Since 2004, Emergency has treated over 490,000 people in Sudan.

Until 2011, Sudan was the largest state in Africa, with a mixed population of Arab Muslims, Christians and Animists. Following a referendum, the people of South Sudan voted for independence, splitting Sudan into two countries. Sudan has been afflicted by conflict for the majority of the latter half of the twentieth century, causing millions of deaths, casualties, and refugees. In Darfur, western Sudan, the United Nations has claimed there is evidence of ethnic cleansing.

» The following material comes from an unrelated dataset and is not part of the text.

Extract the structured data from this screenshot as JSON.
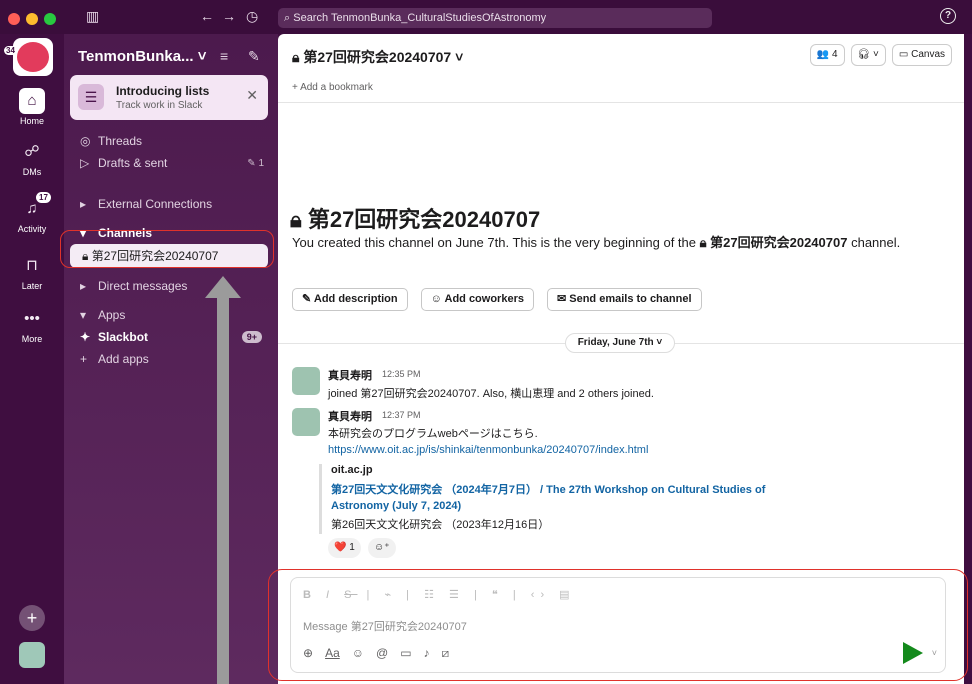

The Mayo refugee camp, on the outskirts of the capital, Khartoum, was opened twenty years ago for refugees of the war between Sudan and South Sudan. Over the years, with the arrival of refugees from Darfur, the camp has expanded and is now home to 400,000 people who live in conditions of basic survival. The only health facility providing free treatment for the population is EMERGENCY’s paediatric centre, opened in December 2005 in the Angola area.

Every day, around a hundred mothers and children come to the Centre: the EMERGENCY staff perform a triage to understand which patients need to be examined first. Children in a critical condition are hospitalised for daily observation in a 6-bed ward. The most serious are transferred by ambulance to public hospitals, where we continue to monitor their conditions until they are discharged.